Negative Theology and Christology: Ascension and Eucharist makes a critical and constructive contribution to systematic theology by exploring the meaningful interpretation of the doctrine of the ascension of Christ. Through an insightful reading of Christ's ascension to heaven as the concealment of the revealer , the author investigates the extent to which negative theology illumines some of the deepest doctrinal structures of Christian faith. On the basis of close attention to tradition, both catholic and reformed, Norman provides a revisionist history of the doctrine of the ascension that challenges other recent accounts, and offers a corrective to simplistic and reductive interpretations of the place of heaven in Christian worldviews, ancient, medieval, and modern. Norman outlines the significance of the concealment of Christ to Christian life and thought, recovering the ascension as one of the most important mysteries of the faith. Ultimately, the argument contributes to meaningful interpretation of the Eucharist by moving, beyond discussions of presence and absence, towards a personalist account of sacramental encounter with the ascended Christ.

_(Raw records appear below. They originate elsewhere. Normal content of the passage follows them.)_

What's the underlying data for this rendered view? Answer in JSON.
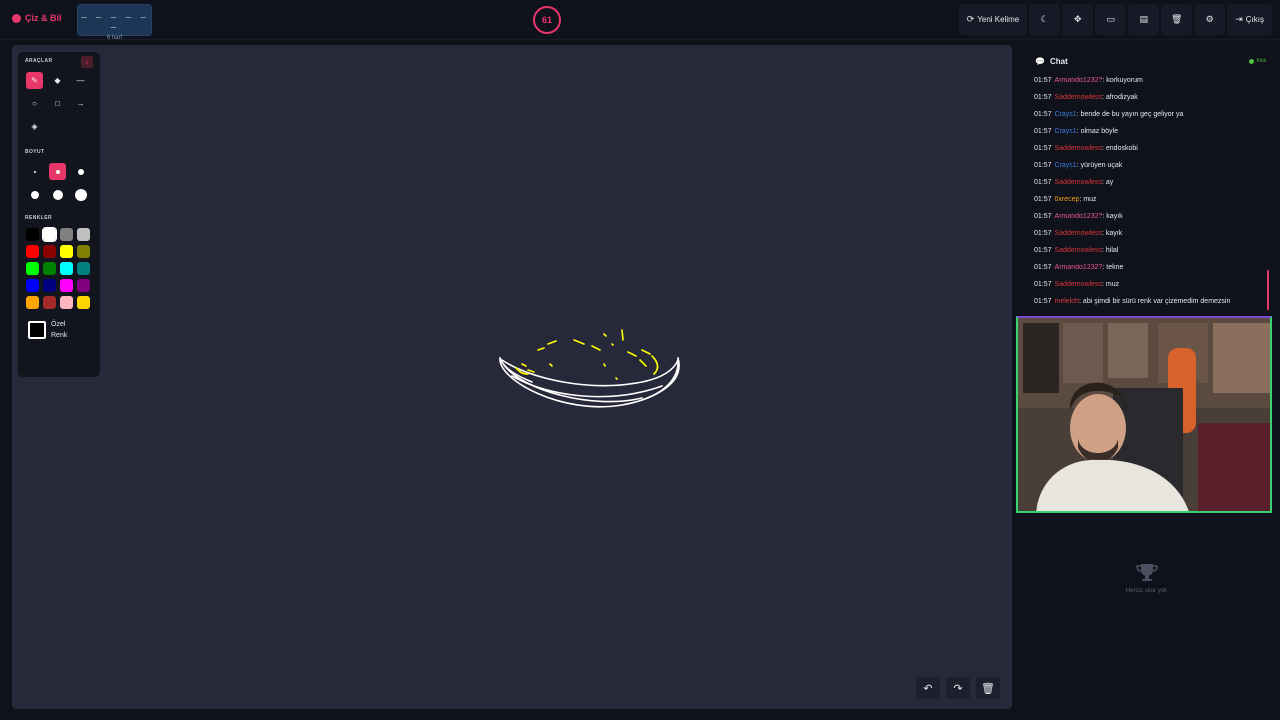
{
  "header": {
    "logo_text": "Çiz & Bil",
    "word_mask": "– – – – – –",
    "letter_count": "6 harf",
    "timer": "61",
    "buttons": {
      "new_word": "Yeni Kelime",
      "exit": "Çıkış"
    }
  },
  "tools": {
    "tools_header": "ARAÇLAR",
    "size_header": "BOYUT",
    "colors_header": "RENKLER",
    "custom_color_line1": "Özel",
    "custom_color_line2": "Renk",
    "colors": [
      "#000000",
      "#ffffff",
      "#808080",
      "#c0c0c0",
      "#ff0000",
      "#8b0000",
      "#ffff00",
      "#808000",
      "#00ff00",
      "#008000",
      "#00ffff",
      "#008080",
      "#0000ff",
      "#000080",
      "#ff00ff",
      "#800080",
      "#ffa500",
      "#a52a2a",
      "#ffb6c1",
      "#ffd700"
    ]
  },
  "chat": {
    "title": "Chat",
    "platform": "Kick",
    "messages": [
      {
        "time": "01:57",
        "user": "Armando1232?",
        "color": "#e85a8a",
        "text": ": korkuyorum"
      },
      {
        "time": "01:57",
        "user": "Saddemowless",
        "color": "#d63a3a",
        "text": ": afrodizyak"
      },
      {
        "time": "01:57",
        "user": "Crays1",
        "color": "#3a7fe0",
        "text": ": bende de bu yayın geç geliyor ya"
      },
      {
        "time": "01:57",
        "user": "Crays1",
        "color": "#3a7fe0",
        "text": ": olmaz böyle"
      },
      {
        "time": "01:57",
        "user": "Saddemowless",
        "color": "#d63a3a",
        "text": ": endoskobi"
      },
      {
        "time": "01:57",
        "user": "Crays1",
        "color": "#3a7fe0",
        "text": ": yürüyen uçak"
      },
      {
        "time": "01:57",
        "user": "Saddemowless",
        "color": "#d63a3a",
        "text": ": ay"
      },
      {
        "time": "01:57",
        "user": "0xrecep",
        "color": "#f0a020",
        "text": ": muz"
      },
      {
        "time": "01:57",
        "user": "Armando1232?",
        "color": "#e85a8a",
        "text": ": kayık"
      },
      {
        "time": "01:57",
        "user": "Saddemowless",
        "color": "#d63a3a",
        "text": ": kayık"
      },
      {
        "time": "01:57",
        "user": "Saddemowless",
        "color": "#d63a3a",
        "text": ": hilal"
      },
      {
        "time": "01:57",
        "user": "Armando1232?",
        "color": "#e85a8a",
        "text": ": tekne"
      },
      {
        "time": "01:57",
        "user": "Saddemowless",
        "color": "#d63a3a",
        "text": ": muz"
      },
      {
        "time": "01:57",
        "user": "melekth",
        "color": "#d63a3a",
        "text": ": abi şimdi bir sürü renk var çizemedim demezsin"
      }
    ]
  },
  "scores": {
    "empty_text": "Henüz skor yok"
  },
  "accent_color": "#e8386a"
}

While TA1/4bingen theologian Eberhard JA1/4ngel's theology remains broadly influential in Continental Europe, his work has largely been overlooked by Anglo-American readers interested in modern Protestantism. There are, however, signs that this trend is changing, as several dissertations, specialist monographs, and popular blog-sites have appeared recently that are devoted to JA1/4ngel's thought. There is thus a growing audience for the proposed study, which will be the first up-to-date, English-language, general introduction to JA1/4ngel's theology to appear in three decades. Nelson offers an interpretation of JA1/4ngel's theology that is unique.
This book explores SAren Kierkegaard's fourteen discourses on the Sermon on the Mount text on the birds and lilies and worry (Mt. 6:24-34). The author situates the discourses in their historical setting, interacts with recent scholarship on the material, and focuses attention on Kierkegaard's creative, theological, and pastoral exegesis. Additionally, the book highlights how Kierkegaard's interpretation converges with themes found in his larger works and his critique of 19th century Danish Christianity. A Kierkegaardian commentary on the text emerges that leads into a description of Kierkegaard's methods of biblical interpretation and the discourses' affinities with the writings of Martin Luther. The conclusions about the style and legacy of Kierkegaard as commentator break fresh ground in his relationship to the Bible, biblical scholarship, and spiritual theology.